The price is, in my opinion, about right. It’s not a cheap kit but it is a sturdy, well-manufactured robot platform sure to give a lot of joy to whoever buys it. I cannot recommend it highly enough as either an introduction to robotics, or as that next move from a simpler kit.
Get your Pi2Go kit here. Don’t forget: For the time being, you can get 10% off everything at 4tronix by using code 4TXPARTY10.
Mike Darby, over at 314Reactor, has carried out an impressive make by re-creating the E.D.I.T.H. glasses from Spider-man Far From Home. If you haven’t seen Avengers: Endgame or Far From Home yet, stop reading and get thee to your nearest screen to check out these wonderful movies.
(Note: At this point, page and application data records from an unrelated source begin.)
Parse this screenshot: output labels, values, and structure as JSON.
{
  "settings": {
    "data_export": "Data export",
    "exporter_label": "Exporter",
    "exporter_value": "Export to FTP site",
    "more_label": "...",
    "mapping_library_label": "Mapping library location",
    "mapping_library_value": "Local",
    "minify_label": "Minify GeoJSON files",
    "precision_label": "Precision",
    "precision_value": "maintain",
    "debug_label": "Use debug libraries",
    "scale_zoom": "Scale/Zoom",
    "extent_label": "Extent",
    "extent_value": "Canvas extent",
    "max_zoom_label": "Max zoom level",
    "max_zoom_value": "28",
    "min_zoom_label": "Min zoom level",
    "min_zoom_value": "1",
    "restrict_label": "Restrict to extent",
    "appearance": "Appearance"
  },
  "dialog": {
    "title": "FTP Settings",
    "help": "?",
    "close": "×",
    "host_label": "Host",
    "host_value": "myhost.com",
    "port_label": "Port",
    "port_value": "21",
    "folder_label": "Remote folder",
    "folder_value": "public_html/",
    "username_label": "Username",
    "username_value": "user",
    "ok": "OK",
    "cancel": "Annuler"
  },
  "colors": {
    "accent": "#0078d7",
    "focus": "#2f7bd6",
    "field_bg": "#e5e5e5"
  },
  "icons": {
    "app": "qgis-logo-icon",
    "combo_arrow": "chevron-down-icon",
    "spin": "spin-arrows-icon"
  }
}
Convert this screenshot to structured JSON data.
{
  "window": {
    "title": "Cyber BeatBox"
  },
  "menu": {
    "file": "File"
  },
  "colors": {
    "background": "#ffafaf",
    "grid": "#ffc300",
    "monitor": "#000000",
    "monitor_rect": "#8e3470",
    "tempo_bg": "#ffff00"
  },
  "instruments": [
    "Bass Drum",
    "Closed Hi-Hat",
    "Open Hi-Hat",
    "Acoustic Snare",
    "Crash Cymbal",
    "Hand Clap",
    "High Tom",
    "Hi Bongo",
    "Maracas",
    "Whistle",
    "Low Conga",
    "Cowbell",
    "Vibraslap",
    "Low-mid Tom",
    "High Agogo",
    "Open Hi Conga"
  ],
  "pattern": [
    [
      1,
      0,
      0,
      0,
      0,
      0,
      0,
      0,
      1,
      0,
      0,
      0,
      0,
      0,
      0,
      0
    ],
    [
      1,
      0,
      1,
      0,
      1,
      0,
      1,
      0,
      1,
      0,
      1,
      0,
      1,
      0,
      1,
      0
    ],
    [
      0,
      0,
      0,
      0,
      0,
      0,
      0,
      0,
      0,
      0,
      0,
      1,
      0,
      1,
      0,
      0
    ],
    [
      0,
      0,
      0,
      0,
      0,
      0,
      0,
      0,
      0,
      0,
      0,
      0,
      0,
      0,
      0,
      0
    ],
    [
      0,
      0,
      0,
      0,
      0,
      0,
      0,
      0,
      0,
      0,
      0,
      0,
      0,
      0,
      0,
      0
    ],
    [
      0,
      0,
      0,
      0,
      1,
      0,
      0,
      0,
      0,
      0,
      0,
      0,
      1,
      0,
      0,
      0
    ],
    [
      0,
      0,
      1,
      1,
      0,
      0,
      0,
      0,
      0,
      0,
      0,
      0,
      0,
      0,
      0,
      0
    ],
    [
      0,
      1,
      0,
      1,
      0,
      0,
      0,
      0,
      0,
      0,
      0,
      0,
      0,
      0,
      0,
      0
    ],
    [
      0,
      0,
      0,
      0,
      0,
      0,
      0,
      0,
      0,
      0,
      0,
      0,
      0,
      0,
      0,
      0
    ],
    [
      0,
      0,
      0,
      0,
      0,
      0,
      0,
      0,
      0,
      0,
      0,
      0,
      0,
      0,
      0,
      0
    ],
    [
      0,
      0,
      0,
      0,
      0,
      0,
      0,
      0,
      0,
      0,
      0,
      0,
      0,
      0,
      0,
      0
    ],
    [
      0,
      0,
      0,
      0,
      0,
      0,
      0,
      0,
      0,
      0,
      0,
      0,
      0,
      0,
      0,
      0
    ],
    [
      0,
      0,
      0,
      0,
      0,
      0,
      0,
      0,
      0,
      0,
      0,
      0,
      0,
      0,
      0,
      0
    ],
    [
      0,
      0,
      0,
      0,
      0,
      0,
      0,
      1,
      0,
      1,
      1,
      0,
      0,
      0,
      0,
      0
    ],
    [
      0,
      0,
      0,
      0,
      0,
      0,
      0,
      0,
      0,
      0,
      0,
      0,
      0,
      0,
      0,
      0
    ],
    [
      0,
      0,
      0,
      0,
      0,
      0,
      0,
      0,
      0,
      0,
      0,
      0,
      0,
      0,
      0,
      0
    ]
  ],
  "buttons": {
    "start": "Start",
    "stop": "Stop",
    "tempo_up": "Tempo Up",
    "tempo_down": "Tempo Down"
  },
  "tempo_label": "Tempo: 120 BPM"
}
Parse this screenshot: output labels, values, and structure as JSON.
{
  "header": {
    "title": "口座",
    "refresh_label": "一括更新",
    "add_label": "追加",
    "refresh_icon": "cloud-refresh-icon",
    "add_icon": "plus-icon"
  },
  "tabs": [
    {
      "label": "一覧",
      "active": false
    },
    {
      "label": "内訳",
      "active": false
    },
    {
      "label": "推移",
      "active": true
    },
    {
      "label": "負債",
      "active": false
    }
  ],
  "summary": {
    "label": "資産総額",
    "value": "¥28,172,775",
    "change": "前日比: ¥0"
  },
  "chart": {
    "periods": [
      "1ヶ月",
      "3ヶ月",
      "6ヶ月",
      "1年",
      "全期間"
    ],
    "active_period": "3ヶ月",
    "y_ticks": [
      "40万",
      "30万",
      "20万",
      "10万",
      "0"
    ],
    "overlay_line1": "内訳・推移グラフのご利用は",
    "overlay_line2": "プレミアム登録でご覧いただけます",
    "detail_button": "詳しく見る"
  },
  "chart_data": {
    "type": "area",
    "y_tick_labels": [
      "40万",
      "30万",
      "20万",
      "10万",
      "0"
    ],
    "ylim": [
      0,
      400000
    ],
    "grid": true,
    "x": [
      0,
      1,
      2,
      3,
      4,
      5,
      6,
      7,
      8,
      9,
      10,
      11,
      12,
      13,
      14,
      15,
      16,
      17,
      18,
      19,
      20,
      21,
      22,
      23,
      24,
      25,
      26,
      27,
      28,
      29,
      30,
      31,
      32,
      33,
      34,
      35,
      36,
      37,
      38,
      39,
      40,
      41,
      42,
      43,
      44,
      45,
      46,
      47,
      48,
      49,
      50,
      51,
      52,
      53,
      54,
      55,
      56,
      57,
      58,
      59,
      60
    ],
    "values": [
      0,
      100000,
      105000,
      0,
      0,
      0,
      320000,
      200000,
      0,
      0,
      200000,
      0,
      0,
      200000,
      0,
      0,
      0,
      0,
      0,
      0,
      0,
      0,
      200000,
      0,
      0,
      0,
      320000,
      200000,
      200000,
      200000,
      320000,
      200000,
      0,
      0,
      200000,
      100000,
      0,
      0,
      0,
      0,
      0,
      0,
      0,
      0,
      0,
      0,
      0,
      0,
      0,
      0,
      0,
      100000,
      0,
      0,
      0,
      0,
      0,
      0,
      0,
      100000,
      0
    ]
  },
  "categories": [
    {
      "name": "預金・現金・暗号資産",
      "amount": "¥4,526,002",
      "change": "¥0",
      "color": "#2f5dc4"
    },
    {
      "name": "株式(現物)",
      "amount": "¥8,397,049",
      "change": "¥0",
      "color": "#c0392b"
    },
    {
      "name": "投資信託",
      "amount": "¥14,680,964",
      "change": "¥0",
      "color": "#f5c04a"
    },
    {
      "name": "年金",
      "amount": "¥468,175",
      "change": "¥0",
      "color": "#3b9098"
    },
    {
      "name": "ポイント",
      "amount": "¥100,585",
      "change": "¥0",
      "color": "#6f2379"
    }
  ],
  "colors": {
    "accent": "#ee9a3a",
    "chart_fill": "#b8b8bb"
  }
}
I’ll leave a bit of a gap so that you don’t see anything you don’t want to!
E.D.I.T.H. (I’m not going to spoil the acronym!) is a set of glasses worn by Tony Stark in Avengers: Endgame and which are eventually given to Spider-man (played by Tom Holland). They carry an artificial intelligence which allows the wearer to control all sorts of Stark Tech and also see an enhanced version of the real world.
Mike Darby has taken a Raspberry Pi Zero, an Adafruit Powerboost, a LiPo battery, a camera and some other bits and pieces and re-created the glasses. The software uses Python and various libraries to do the text-to-speech and information look-ups, including a very nice tie-in to knowledge-provider Wolfram Alpha.
Sure, the glasses a bit bulkier than he would like and, because it’s a single-core Zero, it’s a bit slower than is ideal, but the concept is terrific. Kudos, especially, for the use of necessary Blutack to hold the glasses on his nose! You can find out more about the project by viewing the video below (which is, possibly intentionally, very funny, especially at the beginning, unless that’s just my sense of humour!) and by reading his blog.
China-based electronics manufacturer DFRobot has just launched a new Kickstarter to fund the HuskyLens, an A.I.-enhanced camera module. Built into the camera circuit is a Kendryte K210 chip, a 400MHz dual core RISC-V 64bit processor which facilitates the following algorithms:
- Object tracking
- Facial recognition
- Object recognition
- Line tracking
- Colour recognition
- Tag recognition
It should be popular with robotics people, especially, as a platform for solving tasks. It has the ability to detect spacial gestures, too, which means that your Minority Report-style interfaces or art projects are possible using the module.
The Kickstarter has a fairly punchy goal of over £18k, but hopefully it’ll get there (as I’ve just backed it myself!).
There are two flavours of camera – a standard, 2 megapixel module and an enhanced, 5 megapixel module for higher resolution pictures/videos.
One of the most intriguing features in on the back of the circuit – a 2-inch IPS screen. This means that you’ll be able to easily see what the camera module is doing while it is doing it without looking at another screen. The full specs are below:
You can get the Standard HuskyLens for about £20 or $20 at the moment with reasonable shipping costs. Costs go up after the first 200, so get in quick if you want one 🙂
The HuskyLens is compatible with the Raspberry Pi, Arduino, LattePanda and micro:bit.